  port: 80
  protocol: http
  read_timeout: 60000
  retries: 5
  write_timeout: 60000
  routes:
  - name: bar
    paths:
    - /bar
    preserve_host: false
    protocols:
    - http
    - https
    regex_priority: 0
    strip_path: true
    https_redirect_status_code: 426
plugins:
- name: prometheus
  enabled: true
  run_on: first
  protocols:
  - grpc
  - grpcs
  - http
  - https

You’ve successfully backed up the configuration of your Kong installation.

Change the configuration

Let’s edit the kong.yaml file now.
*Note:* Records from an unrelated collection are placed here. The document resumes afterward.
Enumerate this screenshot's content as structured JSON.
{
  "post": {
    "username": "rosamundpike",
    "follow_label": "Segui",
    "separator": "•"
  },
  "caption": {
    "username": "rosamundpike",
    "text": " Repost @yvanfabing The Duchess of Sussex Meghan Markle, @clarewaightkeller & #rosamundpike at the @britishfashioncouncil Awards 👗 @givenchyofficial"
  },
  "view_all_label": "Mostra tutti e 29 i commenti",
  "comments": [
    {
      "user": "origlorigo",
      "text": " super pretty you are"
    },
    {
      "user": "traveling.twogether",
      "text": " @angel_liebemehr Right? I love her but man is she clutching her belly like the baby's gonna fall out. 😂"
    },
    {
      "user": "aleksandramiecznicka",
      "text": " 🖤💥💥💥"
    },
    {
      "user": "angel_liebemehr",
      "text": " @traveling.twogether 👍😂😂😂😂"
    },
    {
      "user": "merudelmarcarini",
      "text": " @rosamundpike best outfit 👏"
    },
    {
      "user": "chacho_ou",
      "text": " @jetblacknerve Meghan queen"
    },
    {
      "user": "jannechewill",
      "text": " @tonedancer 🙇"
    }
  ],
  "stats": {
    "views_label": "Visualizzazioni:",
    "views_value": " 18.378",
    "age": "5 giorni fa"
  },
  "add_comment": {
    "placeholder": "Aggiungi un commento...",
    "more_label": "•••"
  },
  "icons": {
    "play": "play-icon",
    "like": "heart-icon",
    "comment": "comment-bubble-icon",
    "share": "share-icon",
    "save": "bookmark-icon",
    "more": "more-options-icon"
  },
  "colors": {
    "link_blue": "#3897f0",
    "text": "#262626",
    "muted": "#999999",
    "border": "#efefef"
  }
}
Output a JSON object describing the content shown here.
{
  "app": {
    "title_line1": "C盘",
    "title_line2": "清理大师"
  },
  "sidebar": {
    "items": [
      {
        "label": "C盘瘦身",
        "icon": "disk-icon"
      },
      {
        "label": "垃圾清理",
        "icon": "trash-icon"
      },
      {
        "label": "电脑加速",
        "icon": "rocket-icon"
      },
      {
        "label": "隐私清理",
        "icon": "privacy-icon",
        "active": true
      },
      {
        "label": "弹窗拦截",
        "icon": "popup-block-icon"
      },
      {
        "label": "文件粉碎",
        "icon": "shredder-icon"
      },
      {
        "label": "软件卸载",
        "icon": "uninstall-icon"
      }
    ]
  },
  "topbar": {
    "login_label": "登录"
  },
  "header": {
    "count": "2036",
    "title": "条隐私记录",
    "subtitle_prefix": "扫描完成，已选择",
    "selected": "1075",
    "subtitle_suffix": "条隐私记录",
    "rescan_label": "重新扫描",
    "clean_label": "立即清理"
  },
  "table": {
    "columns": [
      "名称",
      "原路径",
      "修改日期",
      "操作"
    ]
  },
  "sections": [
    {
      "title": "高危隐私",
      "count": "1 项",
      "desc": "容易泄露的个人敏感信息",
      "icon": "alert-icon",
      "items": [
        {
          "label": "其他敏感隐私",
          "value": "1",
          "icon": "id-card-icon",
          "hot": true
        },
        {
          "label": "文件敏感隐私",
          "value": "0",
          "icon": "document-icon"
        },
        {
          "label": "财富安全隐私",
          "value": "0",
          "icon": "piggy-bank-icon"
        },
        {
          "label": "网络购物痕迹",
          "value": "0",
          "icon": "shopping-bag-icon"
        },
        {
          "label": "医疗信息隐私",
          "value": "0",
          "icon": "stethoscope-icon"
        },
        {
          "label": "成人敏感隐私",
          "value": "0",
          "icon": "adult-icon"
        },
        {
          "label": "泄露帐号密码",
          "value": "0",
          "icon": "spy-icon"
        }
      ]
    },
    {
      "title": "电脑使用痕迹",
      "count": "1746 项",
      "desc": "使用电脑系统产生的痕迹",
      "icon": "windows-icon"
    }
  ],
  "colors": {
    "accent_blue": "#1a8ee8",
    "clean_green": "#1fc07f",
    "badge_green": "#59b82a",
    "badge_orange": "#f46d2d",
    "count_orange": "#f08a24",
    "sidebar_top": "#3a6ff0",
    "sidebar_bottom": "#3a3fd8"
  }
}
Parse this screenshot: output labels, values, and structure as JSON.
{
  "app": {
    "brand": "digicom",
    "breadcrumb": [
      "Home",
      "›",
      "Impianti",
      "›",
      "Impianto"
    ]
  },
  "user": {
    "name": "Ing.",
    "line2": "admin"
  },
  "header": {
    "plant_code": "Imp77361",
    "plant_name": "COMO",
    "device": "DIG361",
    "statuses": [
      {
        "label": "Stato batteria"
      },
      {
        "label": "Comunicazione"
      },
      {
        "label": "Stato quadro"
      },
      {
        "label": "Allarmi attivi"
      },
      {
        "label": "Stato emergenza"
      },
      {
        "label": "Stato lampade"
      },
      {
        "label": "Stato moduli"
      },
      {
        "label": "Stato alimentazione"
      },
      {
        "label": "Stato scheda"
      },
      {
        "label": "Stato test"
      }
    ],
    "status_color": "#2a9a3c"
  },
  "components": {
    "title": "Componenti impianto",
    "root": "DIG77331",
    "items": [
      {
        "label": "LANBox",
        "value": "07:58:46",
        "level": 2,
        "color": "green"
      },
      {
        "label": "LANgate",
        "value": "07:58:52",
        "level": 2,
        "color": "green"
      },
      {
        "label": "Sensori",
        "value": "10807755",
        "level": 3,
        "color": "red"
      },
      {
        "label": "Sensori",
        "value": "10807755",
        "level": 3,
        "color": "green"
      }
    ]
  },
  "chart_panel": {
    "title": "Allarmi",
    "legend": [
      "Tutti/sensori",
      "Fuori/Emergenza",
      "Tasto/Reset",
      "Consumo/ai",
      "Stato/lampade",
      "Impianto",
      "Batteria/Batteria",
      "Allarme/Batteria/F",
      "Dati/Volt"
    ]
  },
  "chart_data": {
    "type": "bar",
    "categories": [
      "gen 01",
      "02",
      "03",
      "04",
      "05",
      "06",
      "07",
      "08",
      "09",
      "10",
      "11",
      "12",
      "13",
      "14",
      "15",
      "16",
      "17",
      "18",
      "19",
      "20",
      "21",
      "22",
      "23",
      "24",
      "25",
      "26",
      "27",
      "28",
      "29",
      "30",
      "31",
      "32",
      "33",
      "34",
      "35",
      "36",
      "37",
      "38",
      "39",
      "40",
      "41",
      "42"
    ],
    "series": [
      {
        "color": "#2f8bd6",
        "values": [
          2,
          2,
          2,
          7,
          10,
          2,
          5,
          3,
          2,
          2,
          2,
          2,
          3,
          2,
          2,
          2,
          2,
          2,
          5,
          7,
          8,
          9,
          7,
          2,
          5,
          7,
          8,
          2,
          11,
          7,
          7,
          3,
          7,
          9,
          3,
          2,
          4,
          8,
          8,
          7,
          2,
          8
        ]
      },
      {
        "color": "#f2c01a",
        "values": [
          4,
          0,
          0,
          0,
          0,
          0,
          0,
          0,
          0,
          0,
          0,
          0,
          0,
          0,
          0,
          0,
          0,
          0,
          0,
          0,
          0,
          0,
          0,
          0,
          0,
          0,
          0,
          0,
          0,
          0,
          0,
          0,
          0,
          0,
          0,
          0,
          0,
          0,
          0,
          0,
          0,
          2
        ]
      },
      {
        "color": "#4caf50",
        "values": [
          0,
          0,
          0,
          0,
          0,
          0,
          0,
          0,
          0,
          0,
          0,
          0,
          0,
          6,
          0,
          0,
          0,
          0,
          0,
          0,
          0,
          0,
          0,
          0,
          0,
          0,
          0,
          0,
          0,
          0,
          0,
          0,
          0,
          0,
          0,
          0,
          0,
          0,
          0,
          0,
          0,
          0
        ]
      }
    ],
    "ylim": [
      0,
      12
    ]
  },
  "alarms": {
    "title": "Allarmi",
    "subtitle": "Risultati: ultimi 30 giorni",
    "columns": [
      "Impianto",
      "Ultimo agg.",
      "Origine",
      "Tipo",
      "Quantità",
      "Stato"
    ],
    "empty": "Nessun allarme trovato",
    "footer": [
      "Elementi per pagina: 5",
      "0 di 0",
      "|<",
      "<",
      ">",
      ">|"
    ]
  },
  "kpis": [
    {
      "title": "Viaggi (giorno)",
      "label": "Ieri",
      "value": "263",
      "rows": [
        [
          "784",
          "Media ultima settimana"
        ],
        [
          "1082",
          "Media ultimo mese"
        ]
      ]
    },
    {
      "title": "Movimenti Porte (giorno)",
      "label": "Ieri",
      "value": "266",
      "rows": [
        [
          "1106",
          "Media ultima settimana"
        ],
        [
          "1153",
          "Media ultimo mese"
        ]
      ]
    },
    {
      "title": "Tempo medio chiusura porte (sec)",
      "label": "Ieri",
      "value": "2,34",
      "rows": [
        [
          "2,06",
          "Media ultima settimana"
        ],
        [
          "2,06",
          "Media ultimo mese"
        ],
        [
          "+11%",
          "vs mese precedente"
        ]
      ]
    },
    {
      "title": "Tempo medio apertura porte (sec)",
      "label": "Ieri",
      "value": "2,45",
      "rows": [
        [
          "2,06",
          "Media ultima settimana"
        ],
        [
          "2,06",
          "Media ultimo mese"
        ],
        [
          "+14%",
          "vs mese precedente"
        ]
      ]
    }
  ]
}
We’re going to make the following changes:

# your kong.yaml file should look like:
$ cat kong.yaml
_format_version: "1.1"
services:
- connect_timeout: 60000
  host: example.com
  name: foo
  port: 443
  protocol: https
  read_timeout: 60000
  retries: 5
  write_timeout: 60000
  routes:
  - name: bar
    paths:
    - /bar
    - /baz
    preserve_host: false
    protocols:
    - http
    - https
    regex_priority: 0
    strip_path: true
    https_redirect_status_code: 426
plugins:
- name: prometheus
  enabled: true
  run_on: first
  protocols:
  - grpc
  - grpcs
  - http
  - https

diff and sync the configuration to Kong

# let's perform a diff
deck diff
# you should see decK reporting that the properties you had changed
# in the file are going to be changed by decK in Kong's database.

# let's apply the changes
deck sync

# curl Kong's Admin API to see the updated route and service in Kong.

# you can also run the diff command, which will report no changes
deck diff

Drift detection using decK

Go ahead and now create a consumer in Kong.

$ curl -s -XPOST http://localhost:8001/consumers -d 'username=dodo' | jq
{
  "custom_id": null,
  "created_at": 1573162649,
  "id": "ed32faa1-9105-488e-8722-242e9d266717",
  "tags": null,
  "username": "dodo"
}

Note that we have created this consumer in Kong but the consumer doesn’t exist in kong.yaml file we’ve saved on disk.

Let’s see what decK reports on a diff now.

$ deck diff
deleting consumer dodo

Since the file does not contain the consumer definition, decK reports that a sync run will delete the consumer from Kong’s database.

Let’s go ahead and run the sync process.

$ deck sync

Now, looking up curl http://localhost:8001/consumers/dodo {“message”:”Not found”}the consumer in Kong’s database will return a 404:

$ curl http://localhost:8001/consumers/dodo
{"message":"Not found"}

This shows how decK can detect changes done directly using Kong’s Admin API can be detected by decK. You can configure your CI or run a cronjob in which decK detects if any changes exist in Kong that are not part of your configuration file, and alert your teams if such a discrepancy is present.

Reset your configuration

Finally, you can reset the configuration of Kong using decK. The changes performed by this command are irreversible(unless you’ve created a backup using deck dump) so please be careful.

$ deck reset
This will delete all configuration from Kong's database.
> Are you sure? y

And that’s it. Start using decK to declaratively configure your Kong installation today!